(MATERIAL FOR THE TASK Opens)

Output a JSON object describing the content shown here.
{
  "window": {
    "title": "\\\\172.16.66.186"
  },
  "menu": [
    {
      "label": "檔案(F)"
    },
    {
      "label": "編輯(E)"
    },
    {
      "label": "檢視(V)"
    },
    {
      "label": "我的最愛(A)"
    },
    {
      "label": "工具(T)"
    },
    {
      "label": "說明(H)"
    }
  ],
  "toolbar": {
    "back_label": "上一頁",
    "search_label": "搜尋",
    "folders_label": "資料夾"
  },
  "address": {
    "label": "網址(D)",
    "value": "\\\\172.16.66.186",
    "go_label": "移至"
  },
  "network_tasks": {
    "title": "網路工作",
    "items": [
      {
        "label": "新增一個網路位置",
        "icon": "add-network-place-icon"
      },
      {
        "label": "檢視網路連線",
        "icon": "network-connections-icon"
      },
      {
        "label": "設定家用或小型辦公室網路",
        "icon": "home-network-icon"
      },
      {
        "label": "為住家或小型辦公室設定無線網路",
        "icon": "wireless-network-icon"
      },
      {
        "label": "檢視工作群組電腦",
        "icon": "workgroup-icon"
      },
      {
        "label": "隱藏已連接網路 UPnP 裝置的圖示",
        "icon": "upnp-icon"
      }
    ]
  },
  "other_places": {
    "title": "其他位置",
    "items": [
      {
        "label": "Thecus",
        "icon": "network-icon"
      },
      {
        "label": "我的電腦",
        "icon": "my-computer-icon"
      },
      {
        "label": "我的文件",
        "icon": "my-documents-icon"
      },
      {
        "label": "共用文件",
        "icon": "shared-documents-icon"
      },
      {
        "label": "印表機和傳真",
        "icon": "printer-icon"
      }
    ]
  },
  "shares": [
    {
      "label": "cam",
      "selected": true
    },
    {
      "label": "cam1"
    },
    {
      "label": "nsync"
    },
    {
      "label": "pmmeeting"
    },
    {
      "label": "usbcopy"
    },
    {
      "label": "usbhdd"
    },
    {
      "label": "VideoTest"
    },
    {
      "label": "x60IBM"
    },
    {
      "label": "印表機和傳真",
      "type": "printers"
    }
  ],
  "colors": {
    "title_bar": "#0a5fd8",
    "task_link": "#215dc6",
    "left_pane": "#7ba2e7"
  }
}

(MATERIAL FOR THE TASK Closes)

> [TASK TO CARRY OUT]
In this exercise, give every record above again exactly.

> [EXPECTED ANSWER]
Output a JSON object describing the content shown here.
{
  "window": {
    "title": "\\\\172.16.66.186"
  },
  "menu": [
    {
      "label": "檔案(F)"
    },
    {
      "label": "編輯(E)"
    },
    {
      "label": "檢視(V)"
    },
    {
      "label": "我的最愛(A)"
    },
    {
      "label": "工具(T)"
    },
    {
      "label": "說明(H)"
    }
  ],
  "toolbar": {
    "back_label": "上一頁",
    "search_label": "搜尋",
    "folders_label": "資料夾"
  },
  "address": {
    "label": "網址(D)",
    "value": "\\\\172.16.66.186",
    "go_label": "移至"
  },
  "network_tasks": {
    "title": "網路工作",
    "items": [
      {
        "label": "新增一個網路位置",
        "icon": "add-network-place-icon"
      },
      {
        "label": "檢視網路連線",
        "icon": "network-connections-icon"
      },
      {
        "label": "設定家用或小型辦公室網路",
        "icon": "home-network-icon"
      },
      {
        "label": "為住家或小型辦公室設定無線網路",
        "icon": "wireless-network-icon"
      },
      {
        "label": "檢視工作群組電腦",
        "icon": "workgroup-icon"
      },
      {
        "label": "隱藏已連接網路 UPnP 裝置的圖示",
        "icon": "upnp-icon"
      }
    ]
  },
  "other_places": {
    "title": "其他位置",
    "items": [
      {
        "label": "Thecus",
        "icon": "network-icon"
      },
      {
        "label": "我的電腦",
        "icon": "my-computer-icon"
      },
      {
        "label": "我的文件",
        "icon": "my-documents-icon"
      },
      {
        "label": "共用文件",
        "icon": "shared-documents-icon"
      },
      {
        "label": "印表機和傳真",
        "icon": "printer-icon"
      }
    ]
  },
  "shares": [
    {
      "label": "cam",
      "selected": true
    },
    {
      "label": "cam1"
    },
    {
      "label": "nsync"
    },
    {
      "label": "pmmeeting"
    },
    {
      "label": "usbcopy"
    },
    {
      "label": "usbhdd"
    },
    {
      "label": "VideoTest"
    },
    {
      "label": "x60IBM"
    },
    {
      "label": "印表機和傳真",
      "type": "printers"
    }
  ],
  "colors": {
    "title_bar": "#0a5fd8",
    "task_link": "#215dc6",
    "left_pane": "#7ba2e7"
  }
}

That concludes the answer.